From creating the world’s first self-cleaning water bottle to achieving the highest valuation in Shark Tank history, LARQ’s entrepreneurial journey has been nothing short of success.
At BigCommerce’s 2021 Make it Big Conference, LARQ Co-Founder and CEO Justin Wang sat down with BigCommerce Content Marketing Manager Beatriz Estay to discuss how LARQ launched its direct-to-consumer (DTC) business and scaled into offline channels.
Justin Wang’s Key Takeaways at Make it Big
In this Make it Big 2021 session, Justin outlined LARQ’s approach to DTC success starting with step number one: understand your customer. Justin continued the session with keys to scaling your business and creating a brand experience that transcends in a hybrid retail environment.
Here are a few key takeaways from Justin Wang’s Make it Big session:
Beatriz Estay: Walk us through the approach you took when it came to creating your brand and marketing strategy.
Justin Wang: “We had to start with a product, and we had to start with the consumer. So we did a lot of consumer research — a lot of consumer studies in terms of what people were doing on a daily basis. And we had identified a few problems, right?
“The problem is in the fact that people don’t have access to reusable water bottles and the fact that [big brand names] were falling a little bit short in terms of providing what the consumers are looking for. And when we dug into that consumer, we realized a few things really stood out.

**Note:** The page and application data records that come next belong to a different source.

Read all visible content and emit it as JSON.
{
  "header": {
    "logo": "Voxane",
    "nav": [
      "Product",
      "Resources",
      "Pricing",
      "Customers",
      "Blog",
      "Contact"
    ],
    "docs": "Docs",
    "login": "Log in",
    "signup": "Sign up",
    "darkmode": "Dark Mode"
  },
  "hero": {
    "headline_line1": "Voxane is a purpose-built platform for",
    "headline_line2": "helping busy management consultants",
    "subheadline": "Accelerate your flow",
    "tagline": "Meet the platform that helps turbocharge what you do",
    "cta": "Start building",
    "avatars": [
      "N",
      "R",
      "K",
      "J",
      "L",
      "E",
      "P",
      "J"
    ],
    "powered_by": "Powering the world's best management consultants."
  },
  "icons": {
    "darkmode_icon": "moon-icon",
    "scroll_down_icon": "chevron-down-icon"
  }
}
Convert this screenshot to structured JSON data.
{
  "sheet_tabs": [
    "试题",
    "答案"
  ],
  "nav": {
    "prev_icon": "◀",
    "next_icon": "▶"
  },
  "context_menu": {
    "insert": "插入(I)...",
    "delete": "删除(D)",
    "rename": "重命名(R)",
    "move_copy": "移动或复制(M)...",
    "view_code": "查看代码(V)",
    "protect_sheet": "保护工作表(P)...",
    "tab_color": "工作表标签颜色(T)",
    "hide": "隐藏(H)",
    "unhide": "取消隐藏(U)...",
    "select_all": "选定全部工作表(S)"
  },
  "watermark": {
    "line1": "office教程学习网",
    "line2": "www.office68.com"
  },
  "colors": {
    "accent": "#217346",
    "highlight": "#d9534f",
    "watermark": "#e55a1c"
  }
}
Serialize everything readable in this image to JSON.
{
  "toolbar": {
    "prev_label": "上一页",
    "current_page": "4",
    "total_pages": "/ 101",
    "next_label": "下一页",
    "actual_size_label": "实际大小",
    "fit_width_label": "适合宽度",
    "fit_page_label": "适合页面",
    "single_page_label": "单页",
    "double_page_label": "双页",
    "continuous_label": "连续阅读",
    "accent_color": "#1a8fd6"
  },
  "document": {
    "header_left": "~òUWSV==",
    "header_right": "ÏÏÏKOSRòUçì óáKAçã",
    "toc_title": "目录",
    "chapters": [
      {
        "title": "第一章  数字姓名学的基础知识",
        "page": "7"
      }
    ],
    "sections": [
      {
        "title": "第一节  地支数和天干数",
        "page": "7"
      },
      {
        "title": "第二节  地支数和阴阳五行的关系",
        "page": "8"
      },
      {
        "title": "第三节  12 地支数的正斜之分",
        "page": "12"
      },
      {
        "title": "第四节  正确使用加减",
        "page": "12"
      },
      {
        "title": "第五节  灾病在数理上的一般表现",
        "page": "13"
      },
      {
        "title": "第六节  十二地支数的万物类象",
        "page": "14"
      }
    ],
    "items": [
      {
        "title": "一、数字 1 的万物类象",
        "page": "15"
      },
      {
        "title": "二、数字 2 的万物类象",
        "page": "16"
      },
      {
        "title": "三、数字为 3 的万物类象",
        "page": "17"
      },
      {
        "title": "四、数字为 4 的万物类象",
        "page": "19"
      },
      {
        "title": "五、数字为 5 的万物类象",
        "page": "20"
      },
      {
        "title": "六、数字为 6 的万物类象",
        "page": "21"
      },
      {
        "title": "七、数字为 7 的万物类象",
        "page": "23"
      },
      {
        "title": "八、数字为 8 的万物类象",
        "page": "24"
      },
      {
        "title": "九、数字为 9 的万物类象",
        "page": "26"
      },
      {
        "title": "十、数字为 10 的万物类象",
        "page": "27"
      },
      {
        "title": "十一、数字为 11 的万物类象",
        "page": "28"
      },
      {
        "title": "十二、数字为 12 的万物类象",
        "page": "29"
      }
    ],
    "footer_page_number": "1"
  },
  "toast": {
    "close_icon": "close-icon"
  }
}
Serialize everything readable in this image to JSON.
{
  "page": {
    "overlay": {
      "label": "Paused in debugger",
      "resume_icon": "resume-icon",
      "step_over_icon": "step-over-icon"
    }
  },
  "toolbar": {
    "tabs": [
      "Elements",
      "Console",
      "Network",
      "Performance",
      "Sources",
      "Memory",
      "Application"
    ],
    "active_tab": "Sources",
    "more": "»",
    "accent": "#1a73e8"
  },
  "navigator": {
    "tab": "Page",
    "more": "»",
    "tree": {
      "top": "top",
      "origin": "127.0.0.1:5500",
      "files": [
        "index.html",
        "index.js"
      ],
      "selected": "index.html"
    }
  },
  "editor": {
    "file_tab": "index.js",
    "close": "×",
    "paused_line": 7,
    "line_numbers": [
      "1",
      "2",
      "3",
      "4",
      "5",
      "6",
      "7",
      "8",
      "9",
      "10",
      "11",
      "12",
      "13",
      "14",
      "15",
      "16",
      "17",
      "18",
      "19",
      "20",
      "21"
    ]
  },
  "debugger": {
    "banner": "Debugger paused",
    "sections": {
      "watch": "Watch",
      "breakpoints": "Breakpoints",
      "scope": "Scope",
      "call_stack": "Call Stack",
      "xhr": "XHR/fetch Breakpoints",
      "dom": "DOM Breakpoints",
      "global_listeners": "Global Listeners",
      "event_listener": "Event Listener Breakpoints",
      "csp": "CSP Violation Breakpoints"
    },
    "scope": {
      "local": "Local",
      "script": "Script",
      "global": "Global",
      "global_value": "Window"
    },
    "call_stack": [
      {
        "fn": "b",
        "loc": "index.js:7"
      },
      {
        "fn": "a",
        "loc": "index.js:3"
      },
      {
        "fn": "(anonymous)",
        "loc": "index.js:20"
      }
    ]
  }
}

“One is, they want to make it easy. They want hydration and filtration and purification on the go. That means having access to that water on the go that you trust. So we built that into our system from day one. With a simple press of a button and just 60 seconds, the LARQ bottle purifies the water that you put into the water bottle.
“And then number two, people loved their water bottle actually, but they often didn’t like how often they have to maintain the water bottle…so we built into this water bottle, the self cleaning feature that turns on automatically in the background every two hours to help maintain that water bottle.
“So the point is, we took a very consumer friction and consumer pain point approach and really understood our customers before we even put pen to paper to design the product. So I would say that’s step number one, is to understand your customer. And if you get the product right, then, you know, other things come easier after that.”
— Justin Wang, CEO and Co-Founder of LARQ
BE: Is there anything that you learned from your customers that surprised you when you initially launched the direct to consumer model?
JW: “There are a lot of different ways to learn about your customer in that journey and different tools that could be used, especially in the direct to consumer channel. You have a very quick review cycle — you’re able to get feedback from your customer after two, three weeks of shipping your product. You can understand how they feel about it, how they interact with it.
“But on top of that, you also have a great ability to see onsite — what are they resonating [with]. You can do A/B testing to see which color resonates better with people, what they are checking out. In a traditional retail model, you might sell thousands of units into a Macy’s or a Safeway, but you have no idea how the consumers are engaging with it. It’s up to the buyer to tell you. If you get a report, you’re lucky to get that a quarter or two later.
“But in a direct-to-consumer sense — you know the color, you know the size that they want. It impacts your operations. You’re able to plan better. But also, you can know, ‘Okay, this message resonated better in our A/B testing and this other message didn’t do so well’. And you could iterate really quickly on your storefront on BigCommerce and change that messaging or change the product that you’re presenting.
“So that cycle becomes so quick, and you could do it with a small team. If you’re scrappy and you could really dig into it, there’s just a treasure trove of information that you’re able to gather. And for us, very early on, we could use that information and do planning in a more efficient way.
“Then, as we grew, we were able to survey that customer directly on site right before the purchase to understand exactly why they’re purchasing, what is the message that resonated with them — as well as post-purchase to understand, ‘Okay, not only do you love the LARQ bottle, but what else would you like to see from our brand?’ So really, we do all of our product research and our consumer insights starting and ending on our direct to consumer channel.”
BE: What factors went into your decision to sell beyond your e-commerce storefront?
JW: “I think ecommerce is becoming increasingly important. Direct to consumer is becoming increasingly important — even before the pandemic and certainly after. But I do believe the world is still an omnichannel world.
“There is room for experience, service, question and answer, and also touch and feel of the product. There’s something that, although ecommerce is improving, that’s hard to replace. So I think as a business scales, it is important to add to your channel strategy to help you grow. But you also reach a different set of customers through that process as well. So for us, LARQ is a product that has a premium price point. It has a premium feature set. But it is something that a lot of customers will want to touch and feel and hold in their hands before they make a purchase. So we really leverage our retail partners. We’re available now at Bloomingdale’s and Nordstrom and MoMA, as well as Best Buy, in order to provide that experience for that customer that is still missing on ecommerce today.
“But what we find is that oftentimes consumers are still getting a lot of the education on dot com or coming back to dot com after they see it in stores, and then making a purchase, right? So we really see that funnel as an omnichannel funnel where our digital strategy and our on-site strategy really influences and also propels our offline strategy, as well.”